» **TASK ITEM**
Examine the records and identify each line that includes the string "this". Copy those lines.

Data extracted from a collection
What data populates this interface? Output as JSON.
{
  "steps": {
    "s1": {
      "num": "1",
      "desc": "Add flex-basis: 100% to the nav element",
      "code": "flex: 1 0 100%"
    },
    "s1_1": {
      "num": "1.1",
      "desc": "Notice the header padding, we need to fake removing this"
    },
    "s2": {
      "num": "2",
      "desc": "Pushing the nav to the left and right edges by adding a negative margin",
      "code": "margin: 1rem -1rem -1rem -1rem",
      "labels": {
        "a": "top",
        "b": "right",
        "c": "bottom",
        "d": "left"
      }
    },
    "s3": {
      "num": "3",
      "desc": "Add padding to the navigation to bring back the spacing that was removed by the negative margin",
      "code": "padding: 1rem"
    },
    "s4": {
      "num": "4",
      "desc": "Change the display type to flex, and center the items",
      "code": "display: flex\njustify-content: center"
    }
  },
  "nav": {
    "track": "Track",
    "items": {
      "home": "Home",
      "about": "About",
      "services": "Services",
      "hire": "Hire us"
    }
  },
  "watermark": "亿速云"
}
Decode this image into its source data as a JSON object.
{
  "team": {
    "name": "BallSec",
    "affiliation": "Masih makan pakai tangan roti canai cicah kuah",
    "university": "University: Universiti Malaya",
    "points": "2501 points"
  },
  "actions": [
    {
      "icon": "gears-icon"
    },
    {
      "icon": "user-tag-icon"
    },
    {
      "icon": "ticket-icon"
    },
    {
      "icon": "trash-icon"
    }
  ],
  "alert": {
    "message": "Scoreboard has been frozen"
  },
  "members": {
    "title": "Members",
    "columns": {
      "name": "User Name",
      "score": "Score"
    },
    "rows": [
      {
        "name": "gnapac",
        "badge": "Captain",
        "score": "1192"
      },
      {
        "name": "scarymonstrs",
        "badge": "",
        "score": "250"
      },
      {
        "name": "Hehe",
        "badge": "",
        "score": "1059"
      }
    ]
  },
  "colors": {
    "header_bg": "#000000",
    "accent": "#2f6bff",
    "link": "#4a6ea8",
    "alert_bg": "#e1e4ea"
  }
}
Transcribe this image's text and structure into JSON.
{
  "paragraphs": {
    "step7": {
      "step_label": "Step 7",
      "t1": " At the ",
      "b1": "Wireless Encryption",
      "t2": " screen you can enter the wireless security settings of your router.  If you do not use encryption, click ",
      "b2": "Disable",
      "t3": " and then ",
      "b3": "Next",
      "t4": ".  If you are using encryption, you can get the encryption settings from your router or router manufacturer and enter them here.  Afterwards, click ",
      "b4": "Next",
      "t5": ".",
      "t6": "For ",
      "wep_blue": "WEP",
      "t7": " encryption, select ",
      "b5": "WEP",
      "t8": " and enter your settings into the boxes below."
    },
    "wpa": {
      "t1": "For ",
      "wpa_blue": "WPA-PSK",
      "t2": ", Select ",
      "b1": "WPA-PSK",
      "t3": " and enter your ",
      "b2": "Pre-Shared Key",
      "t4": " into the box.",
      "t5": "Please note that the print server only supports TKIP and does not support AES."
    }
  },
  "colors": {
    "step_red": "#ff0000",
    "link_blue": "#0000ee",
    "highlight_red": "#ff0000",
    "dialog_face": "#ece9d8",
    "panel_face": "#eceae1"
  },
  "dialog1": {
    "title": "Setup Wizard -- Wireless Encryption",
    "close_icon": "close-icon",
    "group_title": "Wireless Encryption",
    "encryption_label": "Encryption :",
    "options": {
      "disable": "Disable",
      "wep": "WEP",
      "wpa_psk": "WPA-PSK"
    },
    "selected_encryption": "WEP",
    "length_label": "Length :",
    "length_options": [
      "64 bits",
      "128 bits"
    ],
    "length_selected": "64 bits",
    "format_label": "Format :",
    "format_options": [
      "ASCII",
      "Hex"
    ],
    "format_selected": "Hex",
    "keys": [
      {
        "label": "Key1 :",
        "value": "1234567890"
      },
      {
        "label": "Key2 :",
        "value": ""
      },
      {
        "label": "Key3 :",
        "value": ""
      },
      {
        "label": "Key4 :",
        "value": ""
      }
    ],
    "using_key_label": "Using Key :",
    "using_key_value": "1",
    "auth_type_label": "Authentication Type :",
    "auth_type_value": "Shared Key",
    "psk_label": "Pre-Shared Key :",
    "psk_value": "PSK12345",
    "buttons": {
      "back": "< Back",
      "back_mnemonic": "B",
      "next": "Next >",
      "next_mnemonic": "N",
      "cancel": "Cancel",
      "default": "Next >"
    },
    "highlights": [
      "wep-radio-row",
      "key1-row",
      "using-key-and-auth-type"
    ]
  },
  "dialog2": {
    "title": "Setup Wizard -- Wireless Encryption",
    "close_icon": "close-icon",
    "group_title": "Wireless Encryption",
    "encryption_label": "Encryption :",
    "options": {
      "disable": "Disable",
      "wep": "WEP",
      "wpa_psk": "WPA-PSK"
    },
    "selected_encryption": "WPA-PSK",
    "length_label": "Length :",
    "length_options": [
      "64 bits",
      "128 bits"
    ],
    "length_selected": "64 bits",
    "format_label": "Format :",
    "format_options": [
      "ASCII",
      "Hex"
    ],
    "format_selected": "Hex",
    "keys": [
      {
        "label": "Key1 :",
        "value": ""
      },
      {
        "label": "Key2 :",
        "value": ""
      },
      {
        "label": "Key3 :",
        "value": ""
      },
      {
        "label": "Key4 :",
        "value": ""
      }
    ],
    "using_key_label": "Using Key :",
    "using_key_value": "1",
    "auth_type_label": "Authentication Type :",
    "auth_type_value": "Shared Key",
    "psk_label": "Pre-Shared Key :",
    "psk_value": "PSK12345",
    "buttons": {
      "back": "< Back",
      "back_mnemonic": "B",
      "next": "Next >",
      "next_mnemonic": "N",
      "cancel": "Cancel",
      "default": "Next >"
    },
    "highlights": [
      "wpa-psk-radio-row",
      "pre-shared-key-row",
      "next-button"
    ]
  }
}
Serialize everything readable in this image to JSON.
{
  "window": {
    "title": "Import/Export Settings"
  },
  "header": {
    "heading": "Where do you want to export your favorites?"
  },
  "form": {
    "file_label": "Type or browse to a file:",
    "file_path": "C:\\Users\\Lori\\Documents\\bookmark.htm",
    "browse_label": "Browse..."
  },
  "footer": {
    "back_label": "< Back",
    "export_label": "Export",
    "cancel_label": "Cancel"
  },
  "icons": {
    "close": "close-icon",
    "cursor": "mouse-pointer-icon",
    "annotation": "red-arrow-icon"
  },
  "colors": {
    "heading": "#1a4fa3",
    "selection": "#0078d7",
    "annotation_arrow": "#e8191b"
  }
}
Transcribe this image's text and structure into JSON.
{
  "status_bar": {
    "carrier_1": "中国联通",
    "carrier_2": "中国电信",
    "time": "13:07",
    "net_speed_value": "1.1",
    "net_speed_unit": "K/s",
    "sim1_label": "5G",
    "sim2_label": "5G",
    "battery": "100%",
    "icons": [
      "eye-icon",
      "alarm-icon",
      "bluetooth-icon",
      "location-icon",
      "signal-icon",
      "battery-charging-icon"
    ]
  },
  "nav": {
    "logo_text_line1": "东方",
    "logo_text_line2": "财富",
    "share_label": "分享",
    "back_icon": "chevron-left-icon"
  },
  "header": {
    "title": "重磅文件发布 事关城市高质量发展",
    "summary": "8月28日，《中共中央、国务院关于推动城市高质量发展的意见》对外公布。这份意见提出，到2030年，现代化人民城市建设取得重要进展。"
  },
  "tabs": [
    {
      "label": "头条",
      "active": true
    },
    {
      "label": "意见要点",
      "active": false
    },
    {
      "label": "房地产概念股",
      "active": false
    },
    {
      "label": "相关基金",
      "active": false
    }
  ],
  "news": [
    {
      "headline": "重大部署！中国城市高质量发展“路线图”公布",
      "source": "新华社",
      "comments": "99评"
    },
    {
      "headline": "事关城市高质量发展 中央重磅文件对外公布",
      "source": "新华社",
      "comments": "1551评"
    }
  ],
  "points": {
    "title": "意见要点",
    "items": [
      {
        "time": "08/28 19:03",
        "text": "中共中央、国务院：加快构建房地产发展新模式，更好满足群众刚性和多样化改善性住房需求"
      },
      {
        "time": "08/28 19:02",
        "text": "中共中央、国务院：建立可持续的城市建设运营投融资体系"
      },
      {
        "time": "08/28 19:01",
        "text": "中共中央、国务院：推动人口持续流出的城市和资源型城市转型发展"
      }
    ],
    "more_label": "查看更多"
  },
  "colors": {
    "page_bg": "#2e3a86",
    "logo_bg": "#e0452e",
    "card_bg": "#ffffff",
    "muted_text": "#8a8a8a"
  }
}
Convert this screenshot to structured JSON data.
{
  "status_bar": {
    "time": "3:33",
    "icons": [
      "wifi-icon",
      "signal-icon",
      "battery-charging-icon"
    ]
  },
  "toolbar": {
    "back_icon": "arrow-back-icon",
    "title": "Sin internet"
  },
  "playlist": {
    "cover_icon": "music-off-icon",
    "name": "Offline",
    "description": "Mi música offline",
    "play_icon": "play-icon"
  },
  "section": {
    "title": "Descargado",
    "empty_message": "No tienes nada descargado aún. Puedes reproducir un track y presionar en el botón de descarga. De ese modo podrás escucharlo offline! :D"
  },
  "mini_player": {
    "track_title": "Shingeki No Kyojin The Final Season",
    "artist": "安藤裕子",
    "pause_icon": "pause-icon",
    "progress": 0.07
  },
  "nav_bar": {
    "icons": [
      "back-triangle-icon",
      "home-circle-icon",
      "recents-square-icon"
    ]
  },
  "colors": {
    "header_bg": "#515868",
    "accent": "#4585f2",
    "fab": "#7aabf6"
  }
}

» **YOUR SOLUTION**
What data populates this interface? Output as JSON.
      "desc": "Notice the header padding, we need to fake removing this"
Decode this image into its source data as a JSON object.
Transcribe this image's text and structure into JSON.
Serialize everything readable in this image to JSON.
Transcribe this image's text and structure into JSON.
Convert this screenshot to structured JSON data.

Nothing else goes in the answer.